**DATA EXTRACTS:**
☆ ☆ ☆ ☆ ☆ ☆ ☆
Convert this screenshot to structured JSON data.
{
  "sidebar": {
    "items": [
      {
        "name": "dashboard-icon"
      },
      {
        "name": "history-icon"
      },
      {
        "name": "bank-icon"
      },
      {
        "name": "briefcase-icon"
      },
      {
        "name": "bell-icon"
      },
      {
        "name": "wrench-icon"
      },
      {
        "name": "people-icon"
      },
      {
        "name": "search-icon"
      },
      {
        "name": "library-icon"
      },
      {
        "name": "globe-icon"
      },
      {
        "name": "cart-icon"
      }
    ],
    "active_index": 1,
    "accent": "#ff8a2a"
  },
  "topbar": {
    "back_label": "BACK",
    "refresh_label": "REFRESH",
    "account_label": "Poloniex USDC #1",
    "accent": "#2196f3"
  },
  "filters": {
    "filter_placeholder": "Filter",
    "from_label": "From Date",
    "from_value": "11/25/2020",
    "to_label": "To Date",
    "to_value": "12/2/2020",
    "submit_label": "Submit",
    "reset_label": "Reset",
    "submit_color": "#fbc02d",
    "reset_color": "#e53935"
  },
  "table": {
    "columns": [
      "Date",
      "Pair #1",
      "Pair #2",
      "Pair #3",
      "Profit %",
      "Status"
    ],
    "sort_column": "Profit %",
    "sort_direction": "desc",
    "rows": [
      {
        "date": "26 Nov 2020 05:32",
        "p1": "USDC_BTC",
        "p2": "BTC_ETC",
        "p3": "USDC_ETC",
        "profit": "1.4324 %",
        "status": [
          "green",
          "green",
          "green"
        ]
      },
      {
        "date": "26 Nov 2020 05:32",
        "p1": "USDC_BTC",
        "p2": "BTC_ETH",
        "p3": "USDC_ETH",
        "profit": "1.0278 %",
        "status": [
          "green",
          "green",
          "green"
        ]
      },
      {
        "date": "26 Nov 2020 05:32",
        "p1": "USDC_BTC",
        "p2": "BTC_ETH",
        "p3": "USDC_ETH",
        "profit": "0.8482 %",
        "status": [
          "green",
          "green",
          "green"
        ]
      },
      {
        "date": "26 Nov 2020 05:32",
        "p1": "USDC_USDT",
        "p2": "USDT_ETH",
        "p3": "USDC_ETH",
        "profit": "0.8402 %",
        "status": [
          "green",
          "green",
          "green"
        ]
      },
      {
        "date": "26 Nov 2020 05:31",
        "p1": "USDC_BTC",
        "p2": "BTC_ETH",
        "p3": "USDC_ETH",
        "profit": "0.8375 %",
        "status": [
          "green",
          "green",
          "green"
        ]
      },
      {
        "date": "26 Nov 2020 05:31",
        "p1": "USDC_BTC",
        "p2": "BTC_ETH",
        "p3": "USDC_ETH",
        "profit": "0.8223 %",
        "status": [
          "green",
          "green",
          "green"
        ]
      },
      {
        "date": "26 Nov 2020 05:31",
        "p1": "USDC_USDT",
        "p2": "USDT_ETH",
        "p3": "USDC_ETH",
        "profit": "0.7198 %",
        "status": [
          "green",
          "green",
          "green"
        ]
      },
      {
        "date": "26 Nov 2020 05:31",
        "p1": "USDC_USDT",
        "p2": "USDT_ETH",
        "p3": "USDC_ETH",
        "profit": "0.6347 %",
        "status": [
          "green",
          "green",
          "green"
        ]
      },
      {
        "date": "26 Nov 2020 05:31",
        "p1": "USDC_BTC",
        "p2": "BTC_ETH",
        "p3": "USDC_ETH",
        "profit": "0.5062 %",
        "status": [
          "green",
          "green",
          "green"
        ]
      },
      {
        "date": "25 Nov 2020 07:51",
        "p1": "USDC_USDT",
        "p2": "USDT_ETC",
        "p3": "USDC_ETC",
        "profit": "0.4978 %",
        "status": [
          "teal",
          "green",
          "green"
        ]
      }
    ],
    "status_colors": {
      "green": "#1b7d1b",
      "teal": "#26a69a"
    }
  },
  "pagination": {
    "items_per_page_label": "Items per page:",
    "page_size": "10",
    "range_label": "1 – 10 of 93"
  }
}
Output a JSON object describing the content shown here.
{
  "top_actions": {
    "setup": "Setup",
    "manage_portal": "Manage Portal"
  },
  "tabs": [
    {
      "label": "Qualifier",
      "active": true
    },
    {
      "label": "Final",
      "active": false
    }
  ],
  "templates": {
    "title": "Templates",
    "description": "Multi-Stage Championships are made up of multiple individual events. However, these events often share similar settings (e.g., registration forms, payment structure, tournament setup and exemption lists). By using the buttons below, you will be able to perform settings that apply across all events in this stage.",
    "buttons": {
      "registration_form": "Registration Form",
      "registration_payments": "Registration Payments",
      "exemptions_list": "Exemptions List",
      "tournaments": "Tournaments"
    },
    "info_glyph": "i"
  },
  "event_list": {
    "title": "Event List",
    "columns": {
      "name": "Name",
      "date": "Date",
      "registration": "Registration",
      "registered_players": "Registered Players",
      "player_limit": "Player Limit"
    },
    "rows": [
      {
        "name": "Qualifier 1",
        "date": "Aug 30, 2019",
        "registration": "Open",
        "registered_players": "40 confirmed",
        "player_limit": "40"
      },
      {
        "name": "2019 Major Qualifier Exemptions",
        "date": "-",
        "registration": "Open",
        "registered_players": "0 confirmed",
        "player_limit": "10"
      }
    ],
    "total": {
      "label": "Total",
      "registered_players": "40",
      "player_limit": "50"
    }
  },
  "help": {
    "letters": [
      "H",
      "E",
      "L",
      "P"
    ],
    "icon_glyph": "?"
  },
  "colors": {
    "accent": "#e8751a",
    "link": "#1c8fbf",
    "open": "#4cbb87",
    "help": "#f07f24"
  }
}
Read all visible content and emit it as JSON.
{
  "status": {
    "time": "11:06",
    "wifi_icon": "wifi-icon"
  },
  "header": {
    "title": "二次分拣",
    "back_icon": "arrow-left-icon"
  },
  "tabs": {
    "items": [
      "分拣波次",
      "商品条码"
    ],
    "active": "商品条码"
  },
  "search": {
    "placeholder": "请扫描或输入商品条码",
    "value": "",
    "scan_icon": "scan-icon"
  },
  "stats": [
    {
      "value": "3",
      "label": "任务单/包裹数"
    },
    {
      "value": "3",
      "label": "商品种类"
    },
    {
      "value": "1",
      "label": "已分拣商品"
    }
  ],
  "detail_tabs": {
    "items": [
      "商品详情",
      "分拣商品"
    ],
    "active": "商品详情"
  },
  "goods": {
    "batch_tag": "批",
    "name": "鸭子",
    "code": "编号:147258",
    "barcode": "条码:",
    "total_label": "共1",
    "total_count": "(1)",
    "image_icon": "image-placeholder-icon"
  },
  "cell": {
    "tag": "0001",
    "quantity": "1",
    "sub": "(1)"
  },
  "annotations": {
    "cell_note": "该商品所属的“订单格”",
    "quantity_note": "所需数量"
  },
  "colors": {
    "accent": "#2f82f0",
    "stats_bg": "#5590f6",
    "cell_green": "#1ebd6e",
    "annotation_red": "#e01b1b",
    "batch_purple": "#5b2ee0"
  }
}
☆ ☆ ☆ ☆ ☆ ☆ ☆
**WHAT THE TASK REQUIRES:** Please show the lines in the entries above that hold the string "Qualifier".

**REPLY TO THE EXERCISE:**
      "label": "Qualifier",
        "name": "Qualifier 1",
        "name": "2019 Major Qualifier Exemptions",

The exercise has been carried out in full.